Genre: Horror, Thriller, Mystery
Director/Writer: Dan Gilroy
Music: Marco Beltrami, Buck Sanders
Cinematography: Robert Elswit
Sedale Threatt Jr.
Not artists themselves, but prigs like gallerists, art critics, curators, these who have power to peg art works and destine artists’ futurity, are scathingly dinged in Dan Gilroy’s third feature, VELVET BUZZSAW, a glossy critique on the contemporary art scene with a name ensemble headlined by his NIGHTCRAWLER collaborators Gyllenhaal and Russo (aka. Ms. Gilroy).
The trouble starts from Josephina (Ashton), the former protégé of Rhodora Haze (Russo), the owner of Haze Gallery, who falls into the latter’s disfavor and finds numerous grisly art pieces left by a reclusive painter Vetril Dease, apparently kicked the bucket when he was destroying his copious works, rather easily, Josephina appropriates the dead artist’s unauthorized corpus and leverages it to be a co-partner of Rhodora, to exhibit Dease’s works which meets with instant success. But the bisexual art critic Morf Vandewalt (Gyllenhaal), currently dating Josephina, burrows into the disturbing backstory of Dease, troubled childhood, patricide, a stir-crazy head case, those usual suspects surface and soon, mysterious forces animating themselves from all kind of art works to dispatch those are linked by Dease’s works (though no buyers are victimized), henceforth, the story slips into a high-end killing spree in the pattern of FINALE DESTINATION, and Gilroy seems to lose his mettle to tackle the sinister undertow of these unscrupulous waters, instead, apart from hoary jokes of mistaking grisly, blood-spattering murder scene as a contemporary art piece, he just goes through the motions with due responsibility.

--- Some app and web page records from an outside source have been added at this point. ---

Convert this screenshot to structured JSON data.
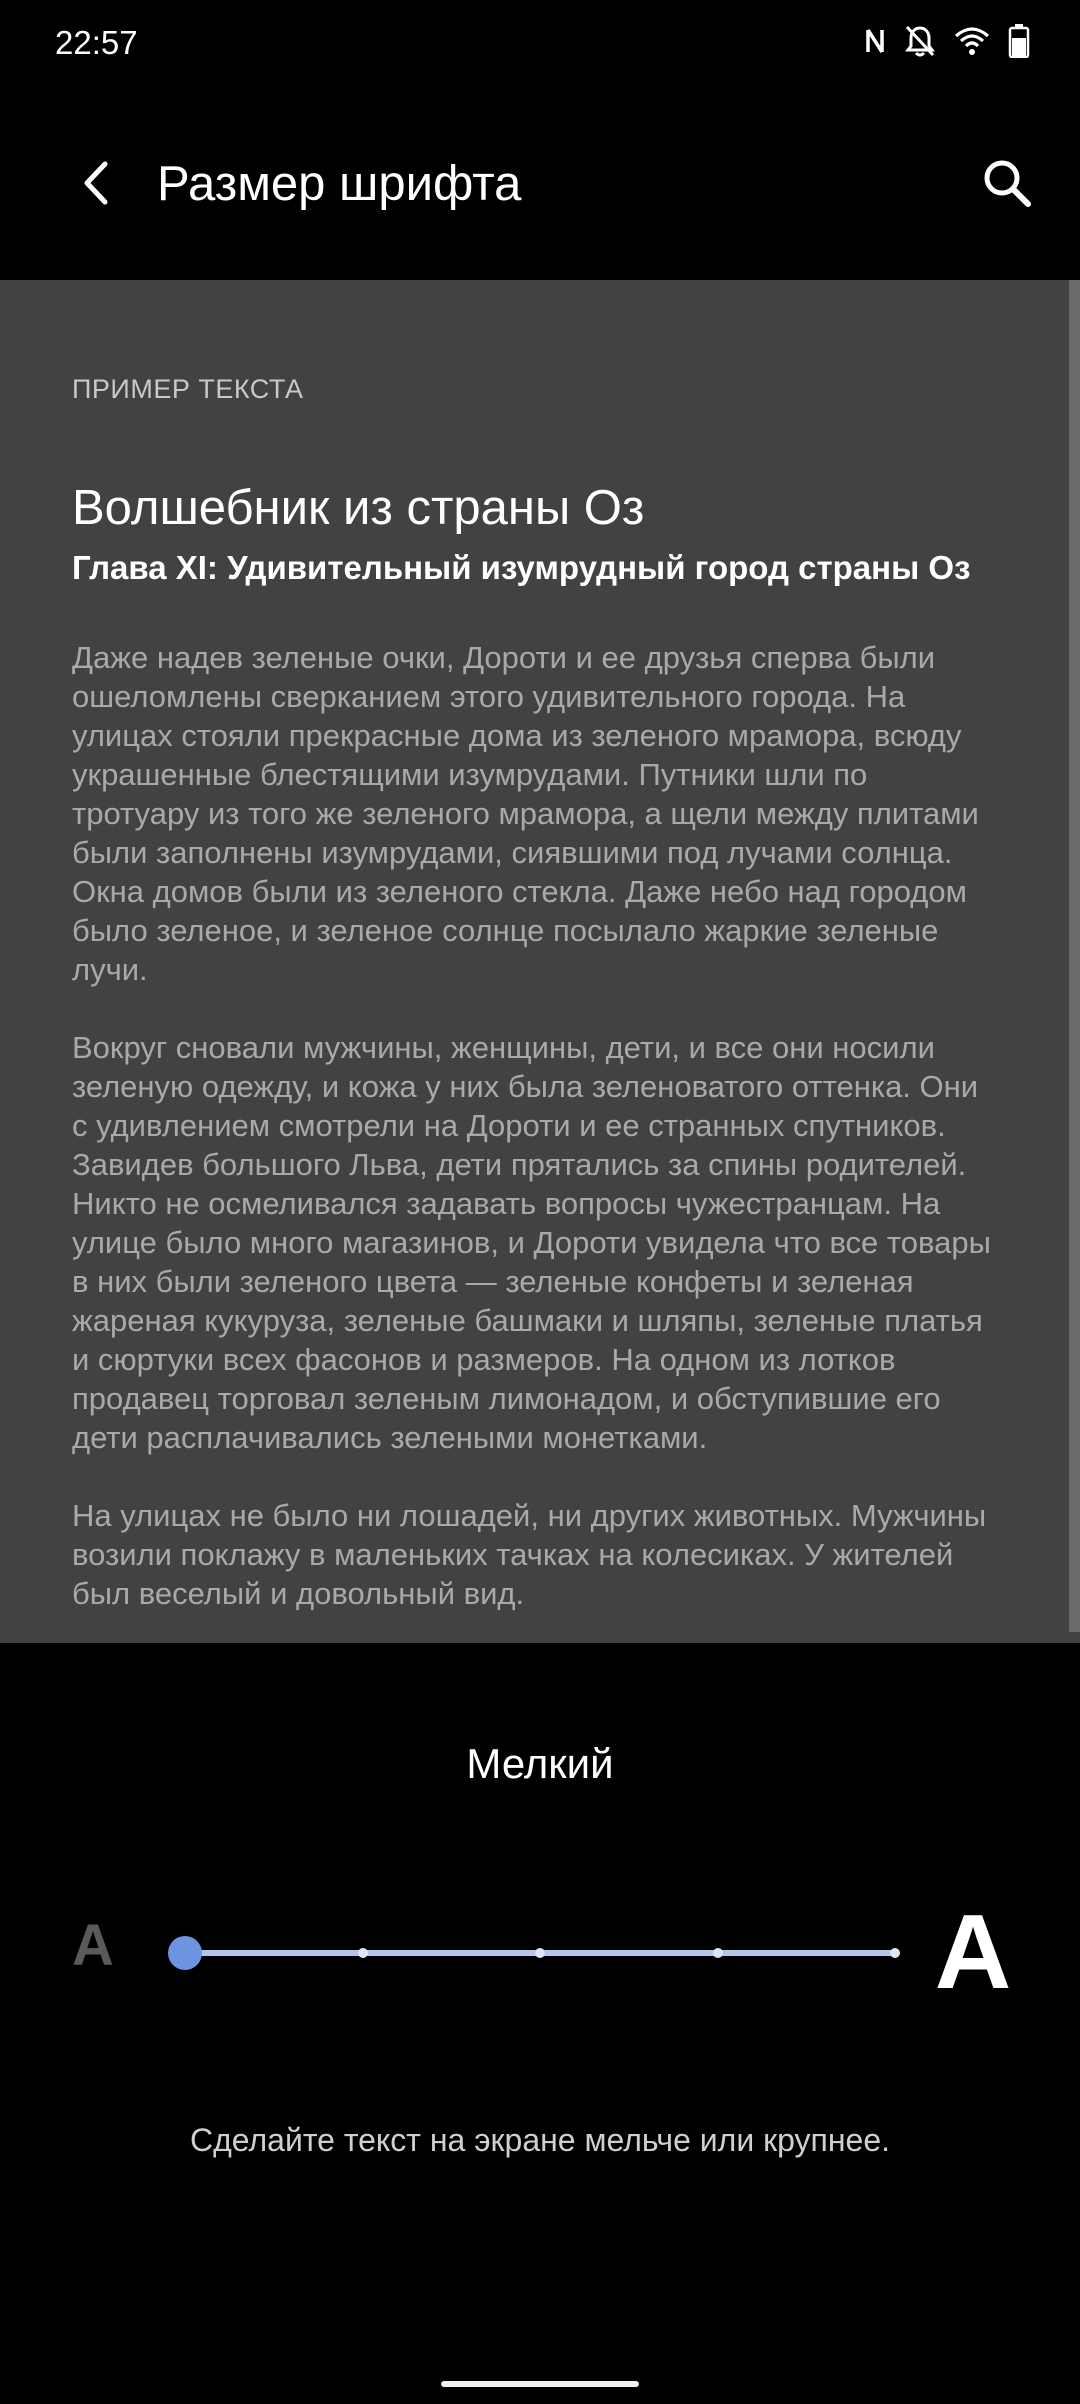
{
  "status_bar": {
    "time": "22:57",
    "icons": [
      "nfc-icon",
      "notifications-off-icon",
      "wifi-icon",
      "battery-icon"
    ]
  },
  "app_bar": {
    "title": "Размер шрифта",
    "back_icon": "back-arrow-icon",
    "search_icon": "search-icon"
  },
  "preview": {
    "label": "ПРИМЕР ТЕКСТА",
    "book_title": "Волшебник из страны Оз",
    "chapter_title": "Глава XI: Удивительный изумрудный город страны Оз",
    "paragraphs": [
      "Даже надев зеленые очки, Дороти и ее друзья сперва были ошеломлены сверканием этого удивительного города. На улицах стояли прекрасные дома из зеленого мрамора, всюду украшенные блестящими изумрудами. Путники шли по тротуару из того же зеленого мрамора, а щели между плитами были заполнены изумрудами, сиявшими под лучами солнца. Окна домов были из зеленого стекла. Даже небо над городом было зеленое, и зеленое солнце посылало жаркие зеленые лучи.",
      "Вокруг сновали мужчины, женщины, дети, и все они носили зеленую одежду, и кожа у них была зеленоватого оттенка. Они с удивлением смотрели на Дороти и ее странных спутников. Завидев большого Льва, дети прятались за спины родителей. Никто не осмеливался задавать вопросы чужестранцам. На улице было много магазинов, и Дороти увидела что все товары в них были зеленого цвета — зеленые конфеты и зеленая жареная кукуруза, зеленые башмаки и шляпы, зеленые платья и сюртуки всех фасонов и размеров. На одном из лотков продавец торговал зеленым лимонадом, и обступившие его дети расплачивались зелеными монетками.",
      "На улицах не было ни лошадей, ни других животных. Мужчины возили поклажу в маленьких тачках на колесиках. У жителей был веселый и довольный вид."
    ]
  },
  "font_size": {
    "current_label": "Мелкий",
    "selected_step": 1,
    "step_count": 5,
    "small_icon": "text-size-small-icon",
    "large_icon": "text-size-large-icon",
    "helper_text": "Сделайте текст на экране мельче или крупнее."
  },
  "colors": {
    "accent": "#6e93e0",
    "track": "#b5c4ea",
    "preview_background": "#424242"
  }
}
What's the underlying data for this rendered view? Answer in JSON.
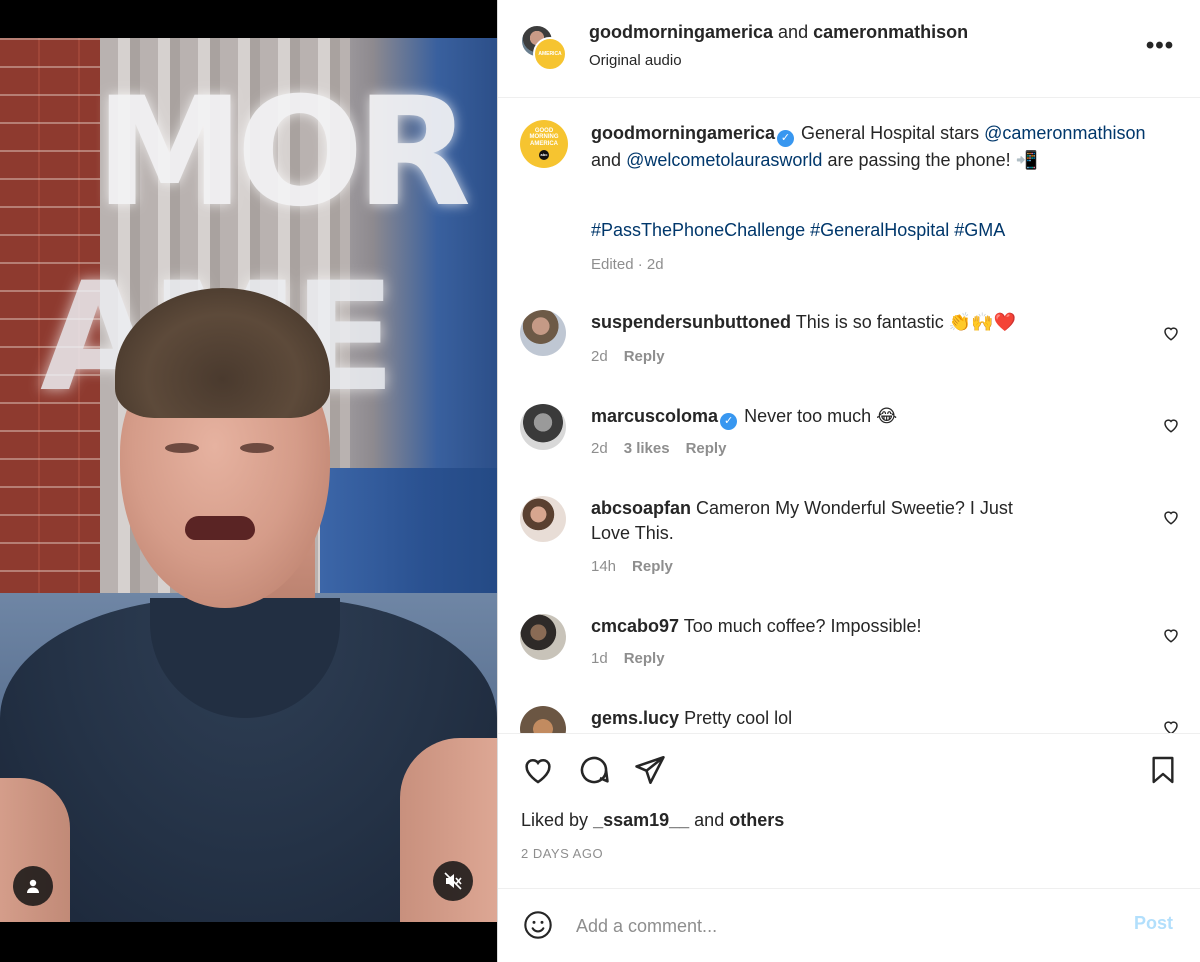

While Gilroy and his art production team does a worthwhile job in curating scrumptious art scenes that dazzles our eyes, the ensemble cast only does a serviceable job even talents are overbrimming. John Malkovich’s venerated artist has nothing much to do, Tom Sturridge always looks more supercilious than the role he is offered, luckily we can always count on Toni Collette to delectably twist her knife in anybody’s wounds as the fickle, bob towhead, curator-wanna-be Gretchen.
Among three protagonists, whose doomed fates are brilliantly streaking to a morbid confluence as they are chased by each’s scorned art to their own undoings, Zawe Ashton is the weaker link as if she is constantly bewildered by what is written on her script and aggrieved for some on-set maltreatment; Reno Russo is uncharacteristically good, leaves an emotional vacuum regarding her betrayed past as a riot grrrl with a veneer of impenetrable ambiguity, and impassively lets rip her grasping ambition as both a taste and money maker, plumb apposite to her character; finally, Jake Gyllenhaal, regrettably refraining from going back on the gay front (with a beefcake named Sedale Threatt Jr. as Morf’s ex, nonetheless), but purveying audience with an epicene mannerism and jacked-up physique, is squandered as a nervous wreck among a pool of equally unsympathetic artsy-fartsy posers.
A descent from a master storyteller to a schlockmeister amounts to the distance between NIGHTCRAWLER and VELVET BUZZSAW, any viewers of Denzel Washington’s star vehicle ROMAN J. ISRAEL, ESQ. (2016), please weigh in.